84.  Deubner N, Berliner D, Schlipp A, Gelbrich G, Caforio AL, Felix SB, Fu M, Katus H, Angermann CE, Lohse MJ. Cardiac beta1-adrenoceptor autoantibodies in human heart disease: rationale and design of the Etiology, Titre-Course, and Survival (ETiCS) Study. Eur J Heart Fail. 2010;12:753-762.  [PubMed]  [DOI]
85.  Caforio AL, Tona F, Bottaro S, Vinci A, Dequal G, Daliento L, Thiene G, Iliceto S. Clinical implications of anti-heart autoantibodies in myocarditis and dilated cardiomyopathy. Autoimmunity. 2008;41:35-45.  [PubMed]  [DOI]
86.  Haberland A, Wallukat G, Dahmen C, Kage A, Schimke I. Aptamer neutralization of beta1-adrenoceptor autoantibodies isolated from patients with cardiomyopathies. Circ Res. 2011;109:986-992.  [PubMed]  [DOI]
87.  Münch G, Boivin-Jahns V, Holthoff HP, Adler K, Lappo M, Truöl S, Degen H, Steiger N, Lohse MJ, Jahns R. Administration of the cyclic peptide COR-1 in humans (phase I study): ex vivo measurements of anti-β1-adrenergic receptor antibody neutralization and of immune parameters. Eur J Heart Fail. 2012;14:1230-1239.  [PubMed]  [DOI]

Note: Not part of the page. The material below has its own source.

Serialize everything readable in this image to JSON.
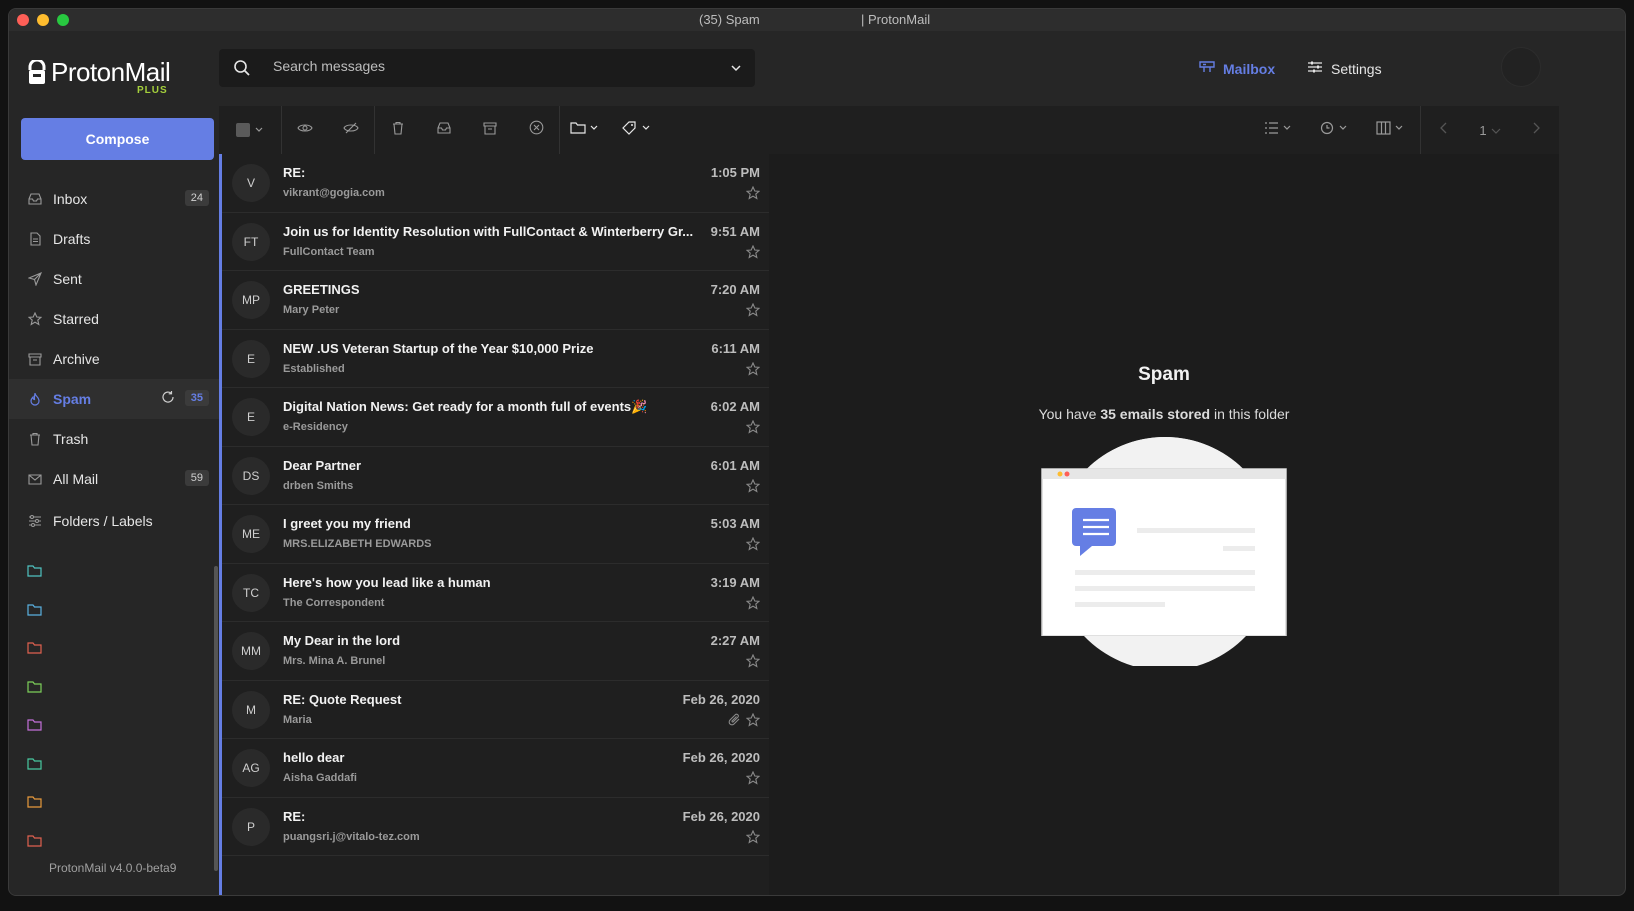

88.  Patel PA, Hernandez AF. Targeting anti-beta-1-adrenergic receptor antibodies for dilated cardiomyopathy. Eur J Heart Fail. 2013;15:724-729.  [PubMed]  [DOI]
89.  Verlohren S, Herraiz I, Lapaire O, Schlembach D, Zeisler H, Calda P, Sabria J, Markfeld-Erol F, Galindo A, Schoofs K. New gestational phase-specific cutoff values for the use of the soluble fms-like tyrosine kinase-1/placental growth factor ratio as a diagnostic test for preeclampsia. Hypertension. 2014;63:346-352.  [PubMed]  [DOI]
90.  Vest AR, Cho LS. Hypertension in pregnancy. Curr Atheroscler Rep. 2014;16:395.  [PubMed]  [DOI]
91.  Xu GL, Wang SC, Gu BQ, Yang YX, Song HB, Xue WL, Liang WS, Zhang PY. Further investigation on the role of selenium deficiency in the aetiology and pathogenesis of Keshan disease. Biomed Environ Sci. 1997;10:316-326.  [PubMed]  [DOI]
92.  Levander OA, Beck MA. Interacting nutritional and infectious etiologies of Keshan disease. Insights from coxsackie virus B-induced myocarditis in mice deficient in selenium or vitamin E. Biol Trace Elem Res. 1997;56:5-21.  [PubMed]  [DOI]
93.  Ruel MT, Menon P, Loechl C, Pelto G. Donated fortified cereal blends improve the nutrient density of traditional complementary foods in Haiti, but iron and zinc gaps remain for infants. Food Nutr Bull. 2004;25:361-376.  [PubMed]  [DOI]
94.  Stoye D, Schubert C, Goihl A, Guttek K, Reinhold A, Brocke S, Grüngreiff K, Reinhold D. Zinc aspartate suppresses T cell activation in vitro and relapsing experimental autoimmune encephalomyelitis in SJL/J mice. Biometals. 2012;25:529-539.  [PubMed]  [DOI]
95.  Prasad AS. Impact of the discovery of human zinc deficiency on health. J Am Coll Nutr. 2009;28:257-265.  [PubMed]  [DOI]
96.  Jeejeebhoy F, Keith M, Freeman M, Barr A, McCall M, Kurian R, Mazer D, Errett L. Nutritional supplementation with MyoVive repletes essential cardiac myocyte nutrients and reduces left ventricular size in patients with left ventricular dysfunction. Am Heart J. 2002;143:1092-1100.  [PubMed]  [DOI]